= Task instructions =
Everything in the records must be reproduced exactly, except for the pictures.

BEGIN Material shown

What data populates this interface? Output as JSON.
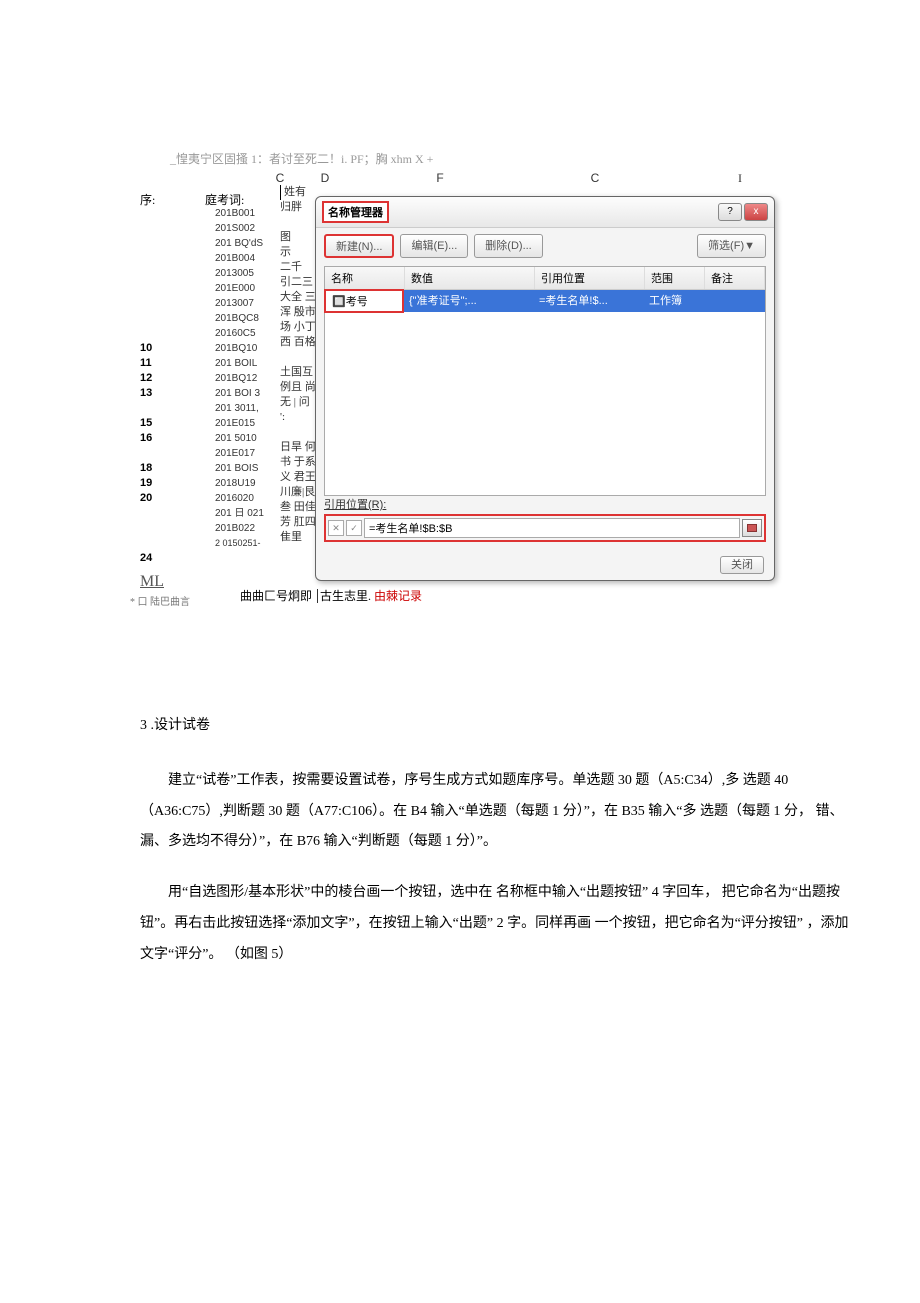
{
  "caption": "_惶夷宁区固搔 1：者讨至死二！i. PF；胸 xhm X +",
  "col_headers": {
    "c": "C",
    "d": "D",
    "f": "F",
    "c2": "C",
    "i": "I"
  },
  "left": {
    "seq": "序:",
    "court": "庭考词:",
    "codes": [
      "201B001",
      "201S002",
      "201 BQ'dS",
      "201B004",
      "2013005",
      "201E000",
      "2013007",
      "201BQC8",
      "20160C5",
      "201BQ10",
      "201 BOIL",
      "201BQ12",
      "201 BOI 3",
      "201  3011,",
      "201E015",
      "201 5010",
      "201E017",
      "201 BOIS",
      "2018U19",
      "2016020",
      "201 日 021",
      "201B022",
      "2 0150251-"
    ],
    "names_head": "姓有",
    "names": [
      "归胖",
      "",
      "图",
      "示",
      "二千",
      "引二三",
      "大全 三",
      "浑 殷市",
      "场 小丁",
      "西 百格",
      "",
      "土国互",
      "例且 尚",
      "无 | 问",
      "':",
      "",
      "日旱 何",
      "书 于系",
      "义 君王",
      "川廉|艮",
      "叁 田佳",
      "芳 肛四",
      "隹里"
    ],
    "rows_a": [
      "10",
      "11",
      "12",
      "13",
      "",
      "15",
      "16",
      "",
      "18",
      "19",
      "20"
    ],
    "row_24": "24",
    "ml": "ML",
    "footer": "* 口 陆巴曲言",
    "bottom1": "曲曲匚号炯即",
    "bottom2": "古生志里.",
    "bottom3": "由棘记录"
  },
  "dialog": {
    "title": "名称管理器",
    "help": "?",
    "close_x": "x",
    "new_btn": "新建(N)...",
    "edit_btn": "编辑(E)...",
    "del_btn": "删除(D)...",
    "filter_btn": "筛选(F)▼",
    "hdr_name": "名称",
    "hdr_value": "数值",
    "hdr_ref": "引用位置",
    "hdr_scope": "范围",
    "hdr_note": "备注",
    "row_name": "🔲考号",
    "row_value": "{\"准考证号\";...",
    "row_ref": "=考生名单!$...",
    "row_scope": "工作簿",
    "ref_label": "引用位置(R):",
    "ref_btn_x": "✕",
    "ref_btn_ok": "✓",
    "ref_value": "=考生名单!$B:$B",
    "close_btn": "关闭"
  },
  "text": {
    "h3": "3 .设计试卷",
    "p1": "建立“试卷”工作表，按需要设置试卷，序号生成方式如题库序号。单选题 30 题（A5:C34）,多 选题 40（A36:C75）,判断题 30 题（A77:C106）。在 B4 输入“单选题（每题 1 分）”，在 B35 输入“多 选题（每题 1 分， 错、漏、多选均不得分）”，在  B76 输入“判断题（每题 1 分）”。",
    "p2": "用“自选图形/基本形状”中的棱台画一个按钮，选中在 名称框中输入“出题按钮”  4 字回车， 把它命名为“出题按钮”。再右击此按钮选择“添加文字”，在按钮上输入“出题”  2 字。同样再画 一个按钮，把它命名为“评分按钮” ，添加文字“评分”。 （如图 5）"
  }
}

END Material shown

= Exercise output =
What data populates this interface? Output as JSON.
{
  "caption": "_惶夷宁区固搔 1：者讨至死二！i. PF；胸 xhm X +",
  "col_headers": {
    "c": "C",
    "d": "D",
    "f": "F",
    "c2": "C",
    "i": "I"
  },
  "left": {
    "seq": "序:",
    "court": "庭考词:",
    "codes": [
      "201B001",
      "201S002",
      "201 BQ'dS",
      "201B004",
      "2013005",
      "201E000",
      "2013007",
      "201BQC8",
      "20160C5",
      "201BQ10",
      "201 BOIL",
      "201BQ12",
      "201 BOI 3",
      "201  3011,",
      "201E015",
      "201 5010",
      "201E017",
      "201 BOIS",
      "2018U19",
      "2016020",
      "201 日 021",
      "201B022",
      "2 0150251-"
    ],
    "names_head": "姓有",
    "names": [
      "归胖",
      "",
      "图",
      "示",
      "二千",
      "引二三",
      "大全 三",
      "浑 殷市",
      "场 小丁",
      "西 百格",
      "",
      "土国互",
      "例且 尚",
      "无 | 问",
      "':",
      "",
      "日旱 何",
      "书 于系",
      "义 君王",
      "川廉|艮",
      "叁 田佳",
      "芳 肛四",
      "隹里"
    ],
    "rows_a": [
      "10",
      "11",
      "12",
      "13",
      "",
      "15",
      "16",
      "",
      "18",
      "19",
      "20"
    ],
    "row_24": "24",
    "ml": "ML",
    "footer": "* 口 陆巴曲言",
    "bottom1": "曲曲匚号炯即",
    "bottom2": "古生志里.",
    "bottom3": "由棘记录"
  },
  "dialog": {
    "title": "名称管理器",
    "help": "?",
    "close_x": "x",
    "new_btn": "新建(N)...",
    "edit_btn": "编辑(E)...",
    "del_btn": "删除(D)...",
    "filter_btn": "筛选(F)▼",
    "hdr_name": "名称",
    "hdr_value": "数值",
    "hdr_ref": "引用位置",
    "hdr_scope": "范围",
    "hdr_note": "备注",
    "row_name": "🔲考号",
    "row_value": "{\"准考证号\";...",
    "row_ref": "=考生名单!$...",
    "row_scope": "工作簿",
    "ref_label": "引用位置(R):",
    "ref_btn_x": "✕",
    "ref_btn_ok": "✓",
    "ref_value": "=考生名单!$B:$B",
    "close_btn": "关闭"
  },
  "text": {
    "h3": "3 .设计试卷",
    "p1": "建立“试卷”工作表，按需要设置试卷，序号生成方式如题库序号。单选题 30 题（A5:C34）,多 选题 40（A36:C75）,判断题 30 题（A77:C106）。在 B4 输入“单选题（每题 1 分）”，在 B35 输入“多 选题（每题 1 分， 错、漏、多选均不得分）”，在  B76 输入“判断题（每题 1 分）”。",
    "p2": "用“自选图形/基本形状”中的棱台画一个按钮，选中在 名称框中输入“出题按钮”  4 字回车， 把它命名为“出题按钮”。再右击此按钮选择“添加文字”，在按钮上输入“出题”  2 字。同样再画 一个按钮，把它命名为“评分按钮” ，添加文字“评分”。 （如图 5）"
  }
}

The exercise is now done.